### Exercise
Using the records below, count the lines containing "JSON" and give only the total.

Excerpts from an interface dataset
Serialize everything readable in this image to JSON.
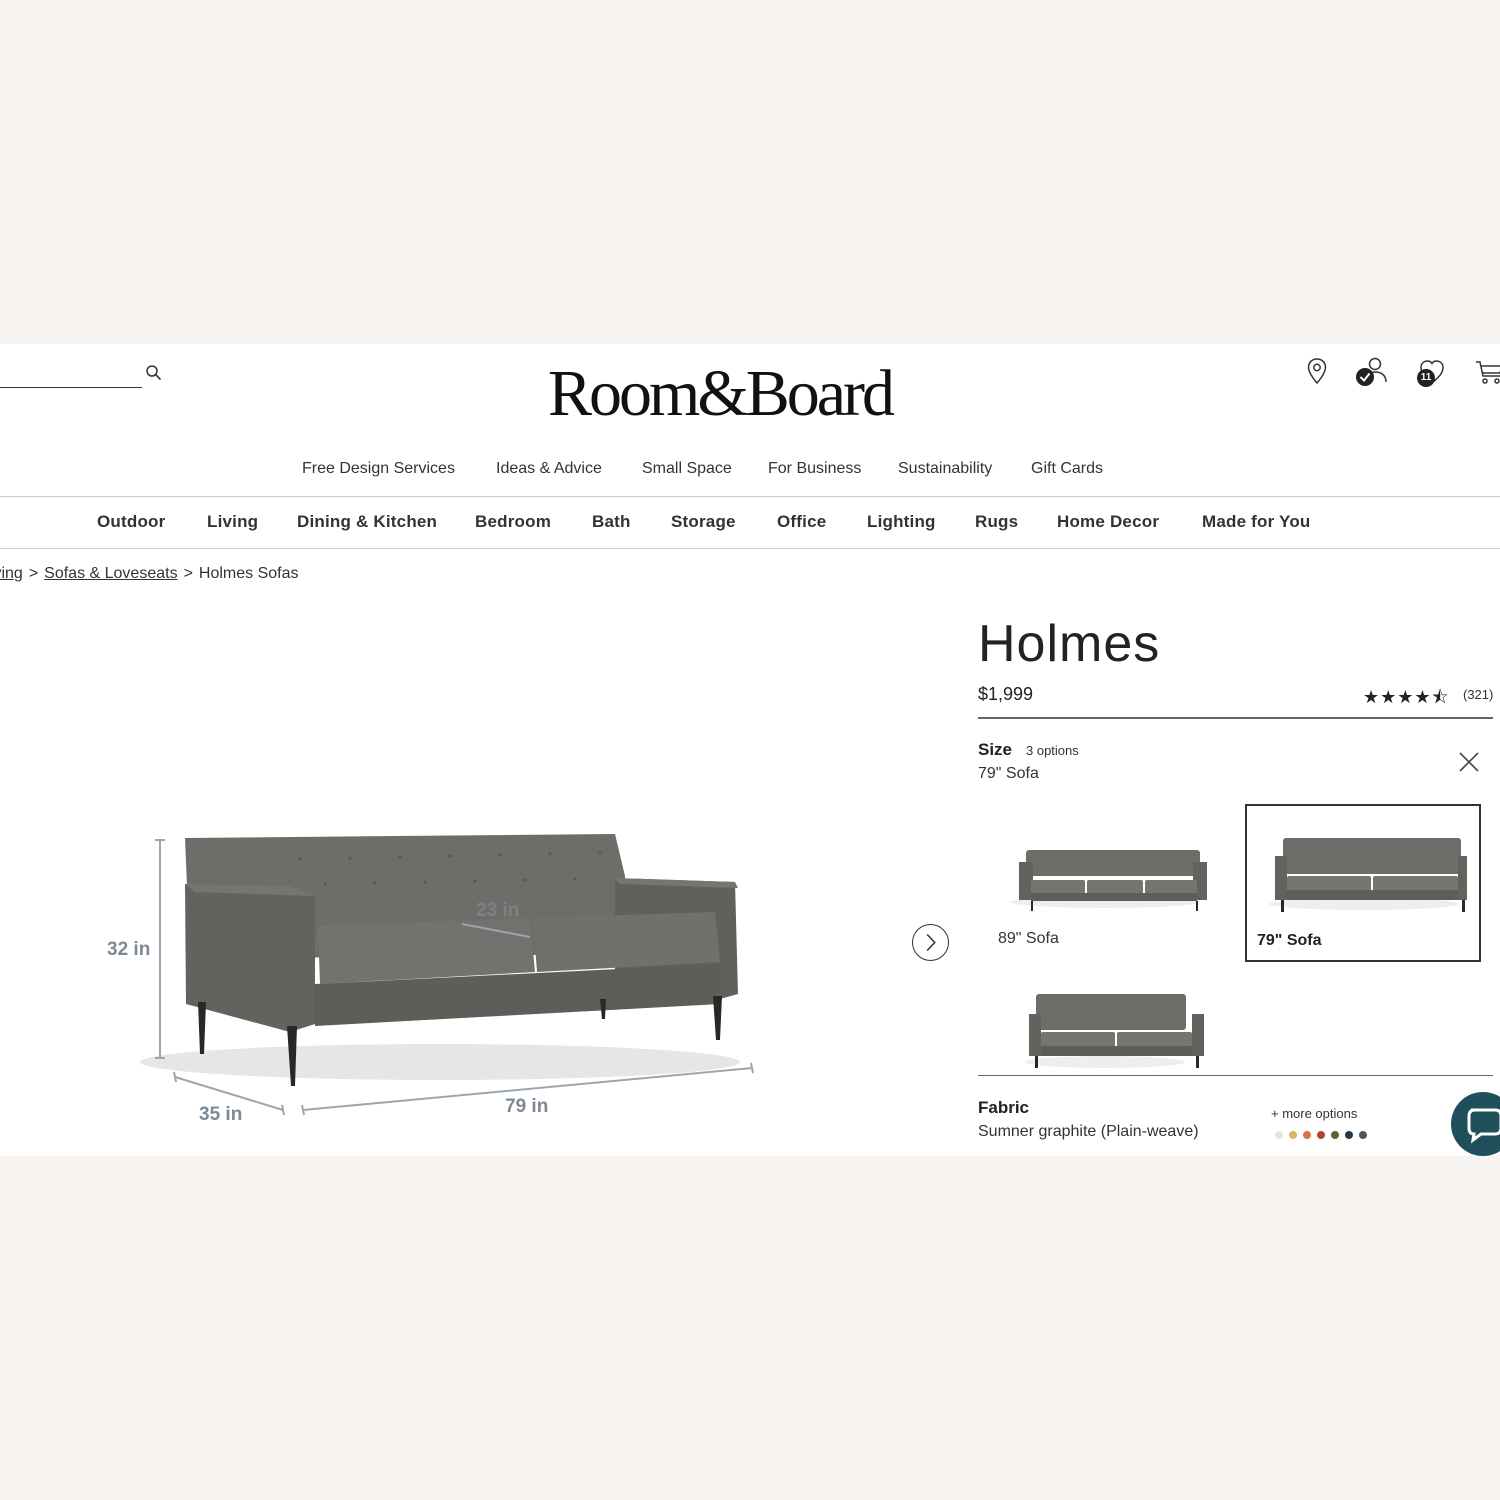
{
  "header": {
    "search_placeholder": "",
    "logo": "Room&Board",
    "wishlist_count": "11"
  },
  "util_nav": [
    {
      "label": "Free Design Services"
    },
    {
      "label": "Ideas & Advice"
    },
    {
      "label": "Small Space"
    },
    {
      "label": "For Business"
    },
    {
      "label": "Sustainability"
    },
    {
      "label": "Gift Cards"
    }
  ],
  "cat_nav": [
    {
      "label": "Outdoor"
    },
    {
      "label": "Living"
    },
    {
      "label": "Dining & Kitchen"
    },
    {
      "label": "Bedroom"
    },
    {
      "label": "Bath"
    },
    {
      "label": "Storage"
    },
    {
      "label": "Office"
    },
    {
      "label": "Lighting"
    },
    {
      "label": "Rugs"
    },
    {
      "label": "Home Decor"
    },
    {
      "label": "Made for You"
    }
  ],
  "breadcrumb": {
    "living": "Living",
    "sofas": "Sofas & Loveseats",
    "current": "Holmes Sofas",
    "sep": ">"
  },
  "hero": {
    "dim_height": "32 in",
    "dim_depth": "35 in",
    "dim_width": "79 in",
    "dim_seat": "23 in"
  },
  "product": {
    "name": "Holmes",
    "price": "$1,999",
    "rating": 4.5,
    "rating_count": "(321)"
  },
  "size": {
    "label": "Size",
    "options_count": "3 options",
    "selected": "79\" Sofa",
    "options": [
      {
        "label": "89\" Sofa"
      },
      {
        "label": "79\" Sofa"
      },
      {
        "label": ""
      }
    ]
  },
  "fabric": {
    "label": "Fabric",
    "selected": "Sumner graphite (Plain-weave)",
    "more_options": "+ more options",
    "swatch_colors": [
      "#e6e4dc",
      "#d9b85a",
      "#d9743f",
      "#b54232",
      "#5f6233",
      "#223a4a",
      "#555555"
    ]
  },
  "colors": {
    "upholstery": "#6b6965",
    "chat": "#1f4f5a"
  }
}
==
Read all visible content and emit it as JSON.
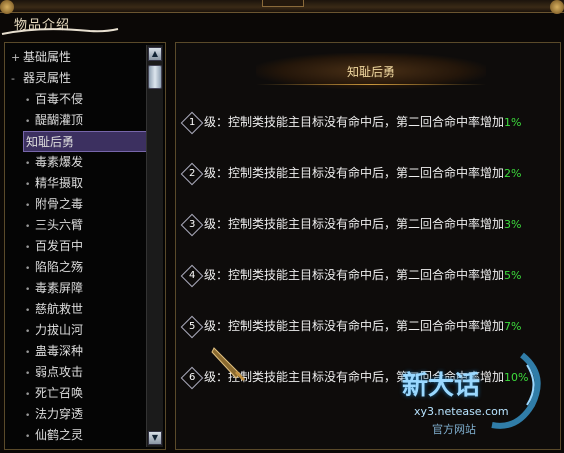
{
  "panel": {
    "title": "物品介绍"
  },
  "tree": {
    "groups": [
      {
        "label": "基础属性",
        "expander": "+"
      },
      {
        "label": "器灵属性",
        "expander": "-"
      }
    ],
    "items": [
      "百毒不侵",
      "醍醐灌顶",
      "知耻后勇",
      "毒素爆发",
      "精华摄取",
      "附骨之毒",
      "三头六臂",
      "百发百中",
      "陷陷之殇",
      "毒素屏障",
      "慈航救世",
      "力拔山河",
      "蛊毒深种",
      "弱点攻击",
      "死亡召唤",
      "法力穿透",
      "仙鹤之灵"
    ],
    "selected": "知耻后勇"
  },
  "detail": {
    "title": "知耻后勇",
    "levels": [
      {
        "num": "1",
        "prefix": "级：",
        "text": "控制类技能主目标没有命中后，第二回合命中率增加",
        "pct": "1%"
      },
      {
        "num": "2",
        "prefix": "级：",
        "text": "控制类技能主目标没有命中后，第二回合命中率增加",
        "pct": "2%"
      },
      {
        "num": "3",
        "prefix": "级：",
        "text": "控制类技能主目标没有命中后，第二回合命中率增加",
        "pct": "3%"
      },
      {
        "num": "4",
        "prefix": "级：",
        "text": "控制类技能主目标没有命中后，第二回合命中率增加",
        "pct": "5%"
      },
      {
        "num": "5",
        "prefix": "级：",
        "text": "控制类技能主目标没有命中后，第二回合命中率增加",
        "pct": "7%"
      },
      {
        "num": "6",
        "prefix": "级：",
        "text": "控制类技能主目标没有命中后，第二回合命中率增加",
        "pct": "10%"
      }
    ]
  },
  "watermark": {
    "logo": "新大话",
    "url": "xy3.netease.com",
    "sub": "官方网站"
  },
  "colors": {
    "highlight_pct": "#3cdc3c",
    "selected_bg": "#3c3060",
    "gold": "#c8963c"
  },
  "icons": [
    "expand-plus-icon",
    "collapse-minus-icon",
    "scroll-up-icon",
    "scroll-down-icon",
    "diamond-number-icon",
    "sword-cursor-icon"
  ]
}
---
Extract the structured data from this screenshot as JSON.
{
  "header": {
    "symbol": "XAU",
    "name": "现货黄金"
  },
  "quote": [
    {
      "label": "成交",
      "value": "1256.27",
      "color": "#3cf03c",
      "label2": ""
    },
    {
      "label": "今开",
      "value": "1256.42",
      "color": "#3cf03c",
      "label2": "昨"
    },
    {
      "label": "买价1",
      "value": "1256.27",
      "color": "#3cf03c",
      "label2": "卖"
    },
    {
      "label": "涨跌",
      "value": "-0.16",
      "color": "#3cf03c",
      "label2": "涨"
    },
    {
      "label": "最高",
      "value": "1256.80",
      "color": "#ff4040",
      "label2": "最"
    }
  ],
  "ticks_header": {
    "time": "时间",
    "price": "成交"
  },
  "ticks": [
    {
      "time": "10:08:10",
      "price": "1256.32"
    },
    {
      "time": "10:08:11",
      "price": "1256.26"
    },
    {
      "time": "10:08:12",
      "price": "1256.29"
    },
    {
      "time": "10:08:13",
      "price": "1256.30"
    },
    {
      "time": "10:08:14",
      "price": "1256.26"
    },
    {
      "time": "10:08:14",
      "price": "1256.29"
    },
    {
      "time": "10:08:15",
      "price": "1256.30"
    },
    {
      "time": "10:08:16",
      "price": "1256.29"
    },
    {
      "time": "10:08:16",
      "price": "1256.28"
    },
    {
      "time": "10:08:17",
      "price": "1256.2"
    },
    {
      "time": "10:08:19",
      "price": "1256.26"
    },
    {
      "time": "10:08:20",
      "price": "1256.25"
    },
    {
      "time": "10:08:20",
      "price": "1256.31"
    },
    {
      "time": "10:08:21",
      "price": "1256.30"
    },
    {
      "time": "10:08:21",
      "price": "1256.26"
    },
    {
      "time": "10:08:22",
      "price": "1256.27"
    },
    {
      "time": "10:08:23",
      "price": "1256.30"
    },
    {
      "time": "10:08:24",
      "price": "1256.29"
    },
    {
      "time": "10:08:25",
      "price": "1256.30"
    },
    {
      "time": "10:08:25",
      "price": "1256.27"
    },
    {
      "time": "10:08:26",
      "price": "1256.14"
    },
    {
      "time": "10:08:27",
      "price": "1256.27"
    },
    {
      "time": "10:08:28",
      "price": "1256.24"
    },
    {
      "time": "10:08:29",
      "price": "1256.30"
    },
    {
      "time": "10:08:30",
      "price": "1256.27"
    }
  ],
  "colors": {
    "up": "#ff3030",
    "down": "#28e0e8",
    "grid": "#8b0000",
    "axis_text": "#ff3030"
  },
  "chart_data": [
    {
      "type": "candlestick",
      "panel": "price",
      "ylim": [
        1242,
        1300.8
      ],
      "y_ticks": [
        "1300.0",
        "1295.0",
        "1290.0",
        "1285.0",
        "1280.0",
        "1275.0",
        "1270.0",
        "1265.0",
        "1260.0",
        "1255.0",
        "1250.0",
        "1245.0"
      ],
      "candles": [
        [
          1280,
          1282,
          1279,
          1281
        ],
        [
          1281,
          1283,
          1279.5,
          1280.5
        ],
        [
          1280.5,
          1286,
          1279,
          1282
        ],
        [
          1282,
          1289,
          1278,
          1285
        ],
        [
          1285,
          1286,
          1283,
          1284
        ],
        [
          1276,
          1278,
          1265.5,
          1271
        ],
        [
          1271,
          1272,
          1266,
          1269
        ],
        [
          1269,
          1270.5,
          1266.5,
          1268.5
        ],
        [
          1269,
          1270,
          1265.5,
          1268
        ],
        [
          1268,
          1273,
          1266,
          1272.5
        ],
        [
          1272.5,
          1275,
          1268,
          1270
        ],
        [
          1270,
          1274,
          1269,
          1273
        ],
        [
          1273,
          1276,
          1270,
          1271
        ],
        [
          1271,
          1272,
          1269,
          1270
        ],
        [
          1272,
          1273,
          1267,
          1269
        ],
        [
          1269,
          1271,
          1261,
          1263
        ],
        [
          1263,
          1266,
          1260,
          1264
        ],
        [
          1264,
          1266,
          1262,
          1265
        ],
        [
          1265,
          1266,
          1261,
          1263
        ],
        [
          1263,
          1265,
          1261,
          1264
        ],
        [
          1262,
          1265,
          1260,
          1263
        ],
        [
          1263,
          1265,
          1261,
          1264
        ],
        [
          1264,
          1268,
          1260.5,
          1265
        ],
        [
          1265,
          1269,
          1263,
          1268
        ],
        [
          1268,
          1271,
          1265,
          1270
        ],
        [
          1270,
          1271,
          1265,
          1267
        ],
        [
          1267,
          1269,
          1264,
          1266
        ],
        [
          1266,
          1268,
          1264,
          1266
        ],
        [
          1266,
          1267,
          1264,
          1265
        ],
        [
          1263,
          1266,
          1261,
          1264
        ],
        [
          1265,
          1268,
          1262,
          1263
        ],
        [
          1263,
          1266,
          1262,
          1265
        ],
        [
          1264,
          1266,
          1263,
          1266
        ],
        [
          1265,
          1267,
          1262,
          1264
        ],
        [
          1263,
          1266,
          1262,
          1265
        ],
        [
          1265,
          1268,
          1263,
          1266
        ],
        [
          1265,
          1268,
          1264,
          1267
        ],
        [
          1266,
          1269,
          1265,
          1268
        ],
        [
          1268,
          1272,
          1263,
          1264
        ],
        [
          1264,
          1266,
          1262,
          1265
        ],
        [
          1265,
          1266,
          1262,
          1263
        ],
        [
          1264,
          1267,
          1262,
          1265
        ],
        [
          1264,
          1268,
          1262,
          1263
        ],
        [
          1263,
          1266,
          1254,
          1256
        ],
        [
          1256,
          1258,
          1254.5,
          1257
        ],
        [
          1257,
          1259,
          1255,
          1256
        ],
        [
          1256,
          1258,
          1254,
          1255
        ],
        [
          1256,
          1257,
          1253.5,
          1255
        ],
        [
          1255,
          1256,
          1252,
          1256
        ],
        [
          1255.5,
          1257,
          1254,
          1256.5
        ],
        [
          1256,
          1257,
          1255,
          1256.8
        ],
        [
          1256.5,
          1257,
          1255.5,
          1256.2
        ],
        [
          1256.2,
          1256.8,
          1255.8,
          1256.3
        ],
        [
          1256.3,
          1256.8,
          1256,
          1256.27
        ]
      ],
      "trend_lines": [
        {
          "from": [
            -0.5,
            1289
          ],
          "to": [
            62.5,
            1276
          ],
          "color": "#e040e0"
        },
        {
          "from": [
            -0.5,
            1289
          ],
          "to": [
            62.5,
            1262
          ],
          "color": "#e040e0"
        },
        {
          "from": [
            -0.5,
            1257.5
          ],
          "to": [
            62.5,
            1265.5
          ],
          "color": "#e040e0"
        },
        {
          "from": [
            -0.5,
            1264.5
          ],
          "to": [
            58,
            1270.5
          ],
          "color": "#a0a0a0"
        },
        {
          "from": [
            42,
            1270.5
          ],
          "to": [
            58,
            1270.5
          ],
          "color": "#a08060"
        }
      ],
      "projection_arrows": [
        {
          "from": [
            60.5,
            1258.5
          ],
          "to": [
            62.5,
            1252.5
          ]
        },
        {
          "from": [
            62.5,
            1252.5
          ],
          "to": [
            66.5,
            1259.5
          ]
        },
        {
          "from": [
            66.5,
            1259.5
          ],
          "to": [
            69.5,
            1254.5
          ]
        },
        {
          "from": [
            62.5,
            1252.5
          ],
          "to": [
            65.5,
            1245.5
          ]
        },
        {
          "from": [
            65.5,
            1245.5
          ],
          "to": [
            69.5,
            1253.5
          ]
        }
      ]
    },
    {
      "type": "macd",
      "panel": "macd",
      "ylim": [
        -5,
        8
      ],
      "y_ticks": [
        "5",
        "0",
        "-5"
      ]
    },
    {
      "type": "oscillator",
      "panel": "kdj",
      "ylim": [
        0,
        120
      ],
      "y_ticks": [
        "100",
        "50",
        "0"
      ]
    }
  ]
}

### Answer area
3